Carta particolare dello istreto è/ Mare iscoperto da Hen / Hudson...
SIR ROBERT DUDLEY
Published 1647, Florence
Size:18.75" X 28"
A very rare chart and the first sea chart devoted strictly to Hudson’s Bay that has been described by Philip Burden as “one of the most important maps of the region ever produced.” Of the three known states, this is the first state which is discerned by “d’Euro” being absent from the title in the cartouche. It is a rare find and only one other copy is known to exist.
Sir Robert Dudley’s depiction is partly derived from Hessel Gerritsz 1612 map Tabvla Navtica. However, Dudley adds greater detail and nomenclature to a region which was particularly important to the ongoing exploration for the coveted Northwest Passage. It is even postulated that Dudley might have been in possession of Henry Hudson’s original material when compiling information for this chart.

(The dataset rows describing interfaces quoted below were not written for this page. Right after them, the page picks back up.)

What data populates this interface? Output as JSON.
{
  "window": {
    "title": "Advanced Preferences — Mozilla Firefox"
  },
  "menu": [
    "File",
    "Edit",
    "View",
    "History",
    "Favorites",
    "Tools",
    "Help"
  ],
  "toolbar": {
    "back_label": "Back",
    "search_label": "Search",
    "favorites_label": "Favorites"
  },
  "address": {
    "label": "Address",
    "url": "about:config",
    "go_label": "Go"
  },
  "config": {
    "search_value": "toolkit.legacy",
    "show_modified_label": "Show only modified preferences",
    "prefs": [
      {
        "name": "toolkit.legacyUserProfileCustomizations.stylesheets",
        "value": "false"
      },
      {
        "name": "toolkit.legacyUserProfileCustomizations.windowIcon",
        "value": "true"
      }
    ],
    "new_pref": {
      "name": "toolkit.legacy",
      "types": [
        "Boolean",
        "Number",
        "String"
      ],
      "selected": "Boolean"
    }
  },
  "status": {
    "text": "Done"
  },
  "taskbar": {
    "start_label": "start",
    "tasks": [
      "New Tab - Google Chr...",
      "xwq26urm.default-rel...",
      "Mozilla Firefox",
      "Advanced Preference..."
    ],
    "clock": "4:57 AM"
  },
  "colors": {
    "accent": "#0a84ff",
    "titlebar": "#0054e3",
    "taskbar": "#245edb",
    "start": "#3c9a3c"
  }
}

Dudley’s sea charts were originally published in Arcano del Mare, in 1647, a work described as “one of the greatest surviving textual and visual monuments to England’s growing engagement with the maritime world.” Only two editions of the Arcano del Mare were ever published, thus making his charts rare on the open market.
The relevance to cartography of Dudley’s sea charts comes from the fact that he was the first cartographer to publish a work charting the entire world using only Mercator’s projection with the addition of prevailing winds, ocean currents and magnetic declinations. As such, the importance of Mercator’s projection to sailing charts, is based on the fact that sailors could now use longitudes and latitudes to mark their headings. Prior to Mercator’s projection, rhumb lines emanating from wind roses were the conventional way for sailors to chart their course and determine distances, albeit from a distorted basis. By using Mercator’s projection, Dudley was able to produce charts using only longitudes and latitudes, yet still give mariners an appreciation of the distances and directions from one nautical point to another. The Arcano de Mare is also renowned for the first representation of Great-circle navigation where the shortest sailing distance between two points along a “great-circle” can be charted.
Dudley, a distinguished sailor in his own right following an expedition to the West Indies in 1594 and a successful raid on Cadiz, Spain, during the Anglo-Spanish war in 1596, was the illegitimate son of the Earl of Leicester. When Dudley was unsuccessful in 1605 to have his hereditary titles recognized by James I, Dudley left England and sought employment with the Medici Grand Duke of Tuscany, Ferdinando I, in Florence. It was during this time that Dudley embarked on his famous maritime Atlas. Dudley’s Arcano del Mare follows in the footsteps of fellow English cartographer, Richard Hakluyt and was the first major cartographer to challenge the monopoly of Dutch mapmakers during their golden age of cartography.
Collectors are also drawn to Dudley’s charts because of their aesthetic beauty emanating from his use of the “alla cancellresca script” or Florentine style of calligraphy. In fact, Dudley’s attention to detail coupled with the fine engraving of Antonio Lucini, was a work that spanned over four decades and is a testament to the excellent workmanship that can still be appreciated three and half centuries later.
(Sources: The Sailings, National Imagery and Mapping Agency. Mentz, S. Secrets of the Sea, John Carter Brown Library. Burden 276, Kershaw 91 )